Task to complete
Report each line of the data that includes the word "true".
[Start of section]
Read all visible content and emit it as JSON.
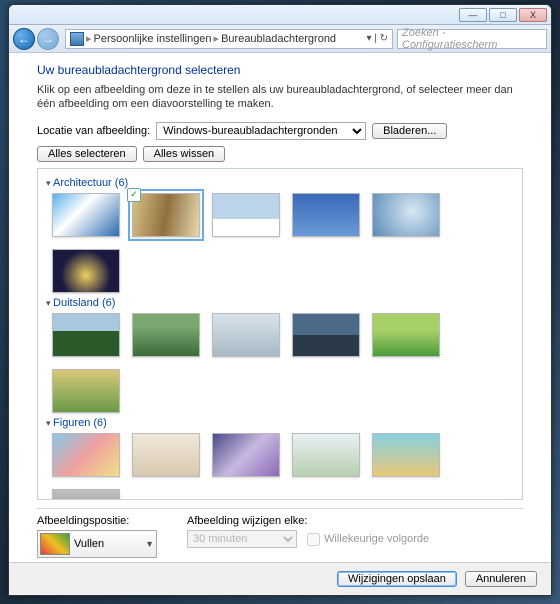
{
  "titlebar": {
    "min": "—",
    "max": "□",
    "close": "X"
  },
  "nav": {
    "breadcrumb1": "Persoonlijke instellingen",
    "breadcrumb2": "Bureaubladachtergrond",
    "search_placeholder": "Zoeken - Configuratiescherm"
  },
  "page": {
    "title": "Uw bureaubladachtergrond selecteren",
    "subtitle": "Klik op een afbeelding om deze in te stellen als uw bureaubladachtergrond, of selecteer meer dan één afbeelding om een diavoorstelling te maken.",
    "location_label": "Locatie van afbeelding:",
    "location_value": "Windows-bureaubladachtergronden",
    "browse": "Bladeren...",
    "select_all": "Alles selecteren",
    "clear_all": "Alles wissen"
  },
  "categories": [
    {
      "name": "Architectuur (6)",
      "count": 6,
      "selected_index": 1,
      "cls": [
        "t-arch1",
        "t-arch2",
        "t-arch3",
        "t-arch4",
        "t-arch5",
        "t-arch6"
      ]
    },
    {
      "name": "Duitsland (6)",
      "count": 6,
      "selected_index": -1,
      "cls": [
        "t-de1",
        "t-de2",
        "t-de3",
        "t-de4",
        "t-de5",
        "t-de6"
      ]
    },
    {
      "name": "Figuren (6)",
      "count": 6,
      "selected_index": -1,
      "cls": [
        "t-fig1",
        "t-fig2",
        "t-fig3",
        "t-fig4",
        "t-fig5",
        "t-fig6"
      ]
    }
  ],
  "bottom": {
    "position_label": "Afbeeldingspositie:",
    "position_value": "Vullen",
    "change_label": "Afbeelding wijzigen elke:",
    "interval_value": "30 minuten",
    "shuffle_label": "Willekeurige volgorde"
  },
  "footer": {
    "save": "Wijzigingen opslaan",
    "cancel": "Annuleren"
  }
}
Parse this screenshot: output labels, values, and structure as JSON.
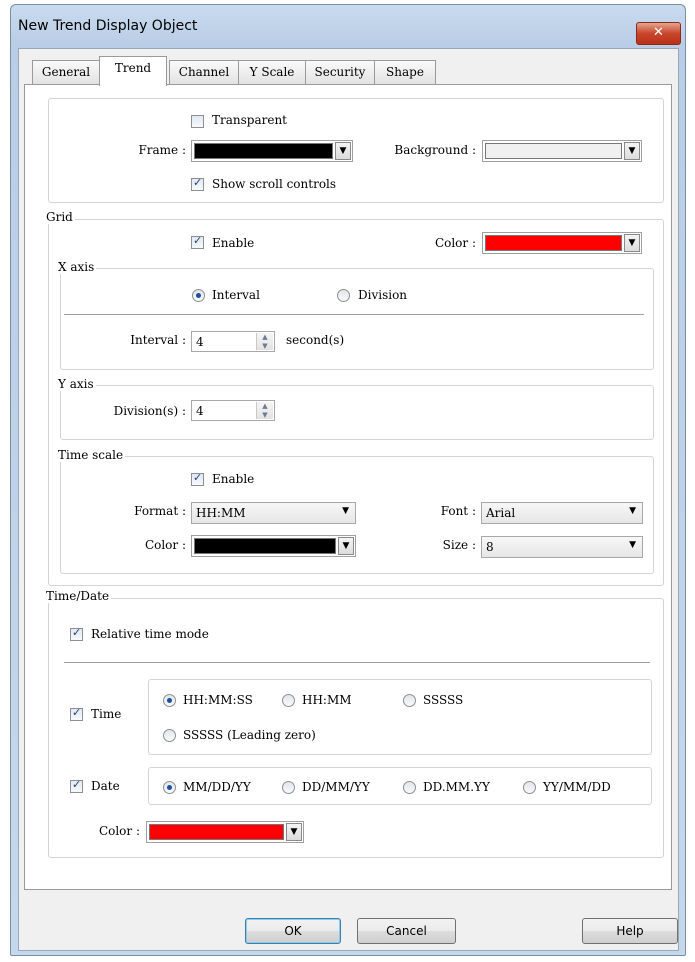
{
  "window": {
    "title": "New Trend Display Object",
    "close_icon": "close-icon"
  },
  "tabs": [
    "General",
    "Trend",
    "Channel",
    "Y Scale",
    "Security",
    "Shape"
  ],
  "selected_tab": "Trend",
  "appearance": {
    "transparent_label": "Transparent",
    "transparent_checked": false,
    "frame_label": "Frame :",
    "frame_color": "#000000",
    "background_label": "Background :",
    "background_color": "#f0f0f0",
    "show_scroll_label": "Show scroll controls",
    "show_scroll_checked": true
  },
  "grid": {
    "title": "Grid",
    "enable_label": "Enable",
    "enable_checked": true,
    "color_label": "Color :",
    "color": "#ff0000",
    "x_axis": {
      "title": "X axis",
      "interval_radio": "Interval",
      "division_radio": "Division",
      "selected": "Interval",
      "interval_label": "Interval :",
      "interval_value": "4",
      "unit": "second(s)"
    },
    "y_axis": {
      "title": "Y axis",
      "division_label": "Division(s) :",
      "division_value": "4"
    },
    "time_scale": {
      "title": "Time scale",
      "enable_label": "Enable",
      "enable_checked": true,
      "format_label": "Format :",
      "format_value": "HH:MM",
      "font_label": "Font :",
      "font_value": "Arial",
      "color_label": "Color :",
      "color": "#000000",
      "size_label": "Size :",
      "size_value": "8"
    }
  },
  "time_date": {
    "title": "Time/Date",
    "relative_label": "Relative time mode",
    "relative_checked": true,
    "time_label": "Time",
    "time_checked": true,
    "time_options": [
      "HH:MM:SS",
      "HH:MM",
      "SSSSS",
      "SSSSS (Leading zero)"
    ],
    "time_selected": "HH:MM:SS",
    "date_label": "Date",
    "date_checked": true,
    "date_options": [
      "MM/DD/YY",
      "DD/MM/YY",
      "DD.MM.YY",
      "YY/MM/DD"
    ],
    "date_selected": "MM/DD/YY",
    "color_label": "Color :",
    "color": "#ff0000"
  },
  "buttons": {
    "ok": "OK",
    "cancel": "Cancel",
    "help": "Help"
  }
}
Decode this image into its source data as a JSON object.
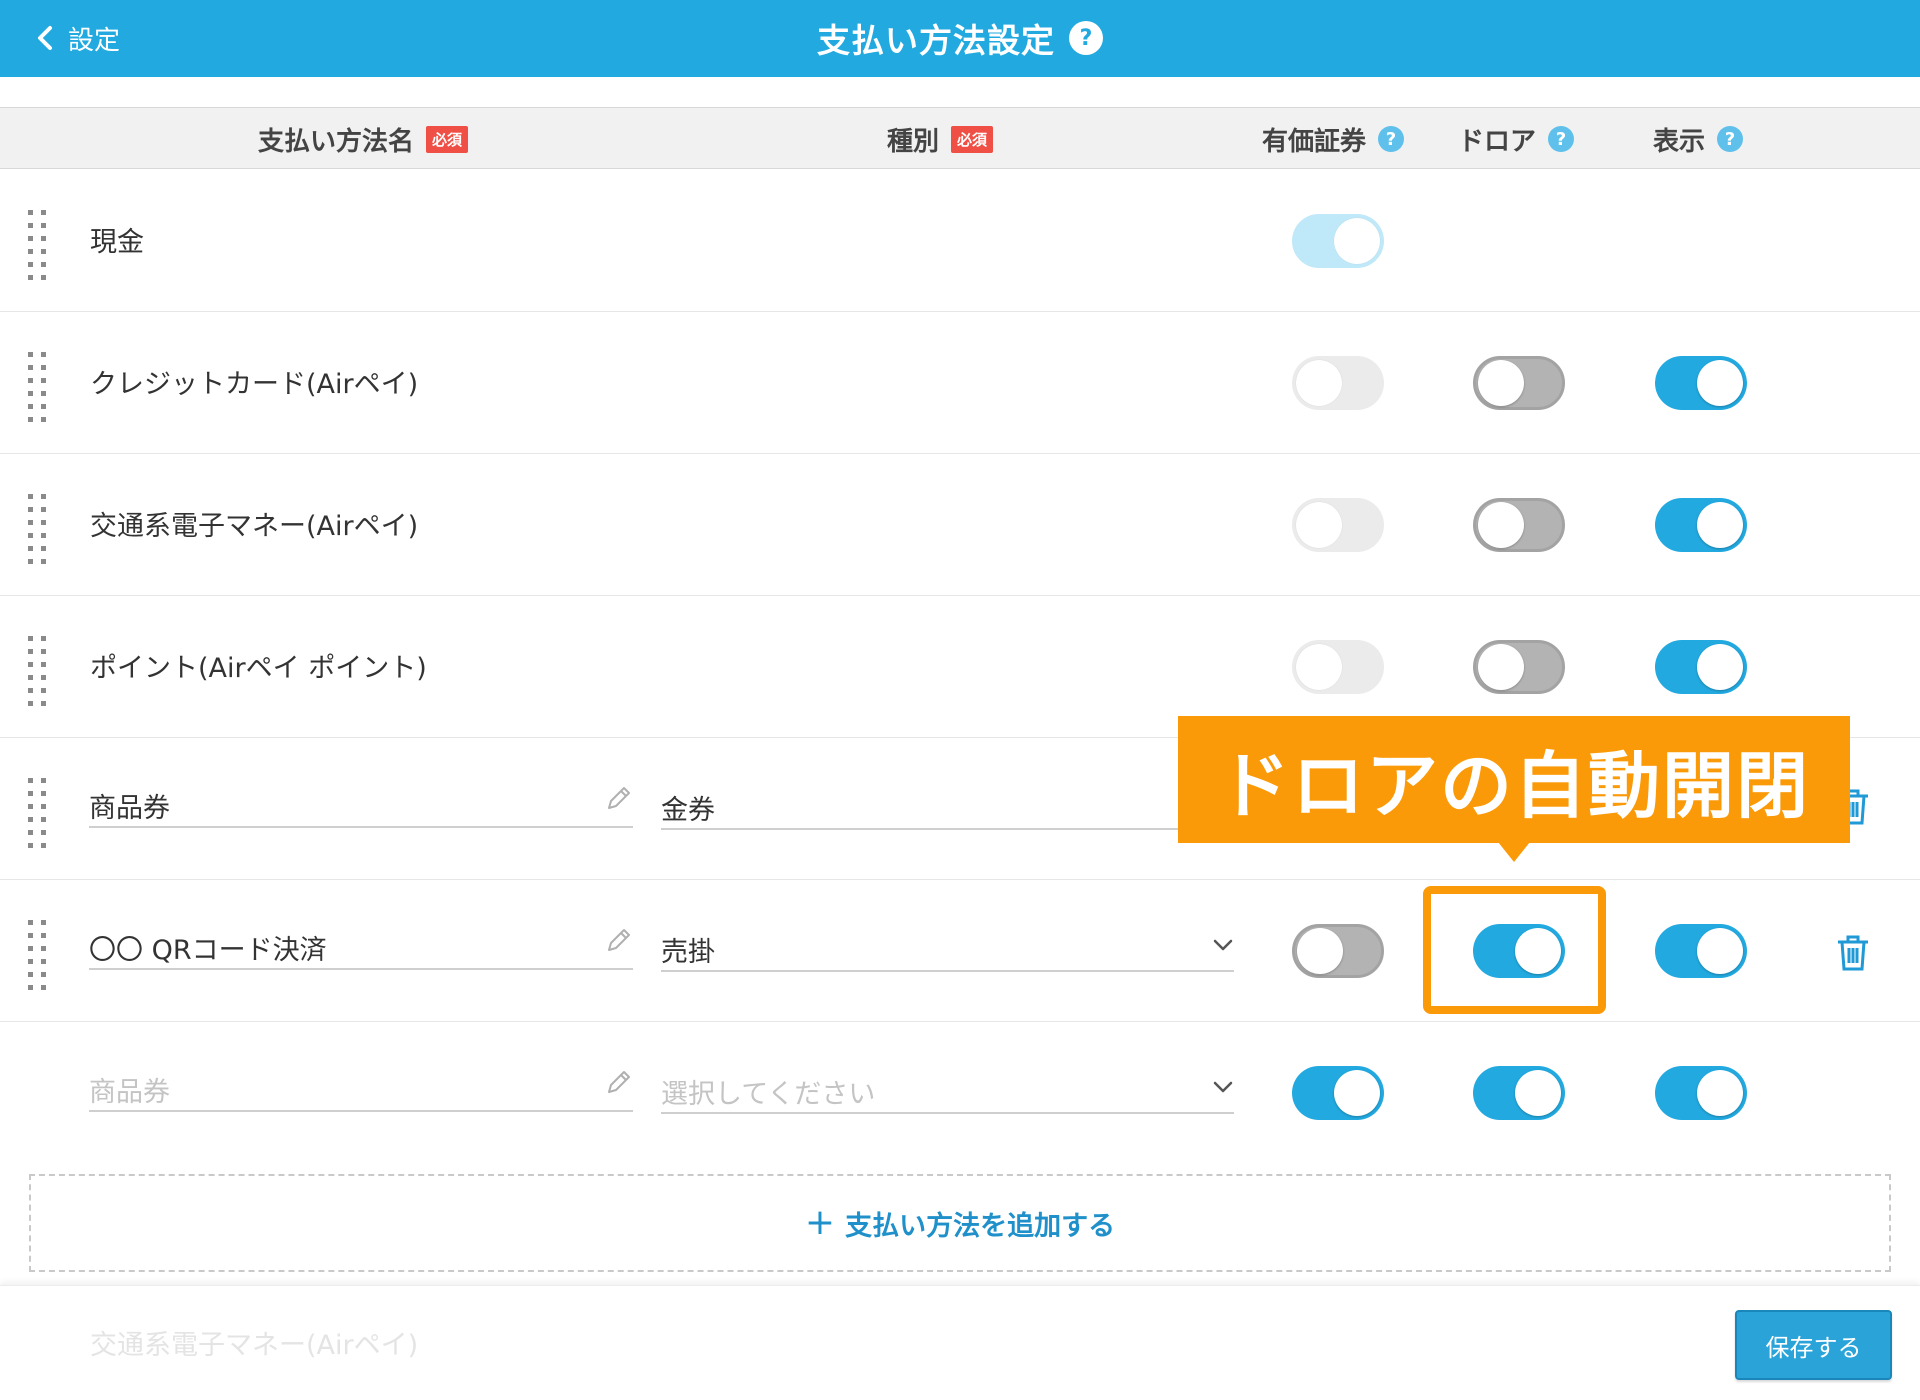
{
  "header": {
    "back_label": "設定",
    "title": "支払い方法設定",
    "help": "?"
  },
  "columns": {
    "name": "支払い方法名",
    "type": "種別",
    "required": "必須",
    "securities": "有価証券",
    "drawer": "ドロア",
    "display": "表示",
    "help": "?"
  },
  "rows": [
    {
      "name": "現金",
      "securities": "on-disabled"
    },
    {
      "name": "クレジットカード(Airペイ)",
      "securities": "off-disabled",
      "drawer": "off",
      "display": "on"
    },
    {
      "name": "交通系電子マネー(Airペイ)",
      "securities": "off-disabled",
      "drawer": "off",
      "display": "on"
    },
    {
      "name": "ポイント(Airペイ ポイント)",
      "securities": "off-disabled",
      "drawer": "off",
      "display": "on"
    },
    {
      "name": "商品券",
      "type": "金券"
    },
    {
      "name": "〇〇 QRコード決済",
      "type": "売掛",
      "securities": "off",
      "drawer": "on",
      "display": "on"
    },
    {
      "name_placeholder": "商品券",
      "type_placeholder": "選択してください",
      "securities": "on",
      "drawer": "on",
      "display": "on"
    }
  ],
  "callout": {
    "text": "ドロアの自動開閉",
    "color": "#fb9a09"
  },
  "add_button": "支払い方法を追加する",
  "footer": {
    "ghost_text": "交通系電子マネー(Airペイ)",
    "save_label": "保存する"
  },
  "colors": {
    "header": "#22a9e0",
    "accent": "#22a9e0",
    "required_badge": "#f04f45"
  },
  "icons": [
    "chevron-left-icon",
    "help-icon",
    "drag-handle-icon",
    "pencil-icon",
    "chevron-down-icon",
    "trash-icon",
    "plus-icon"
  ]
}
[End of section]
Task response
    "show_scroll_checked": true
    "enable_checked": true,
      "enable_checked": true,
    "relative_checked": true,
    "time_checked": true,
    "date_checked": true,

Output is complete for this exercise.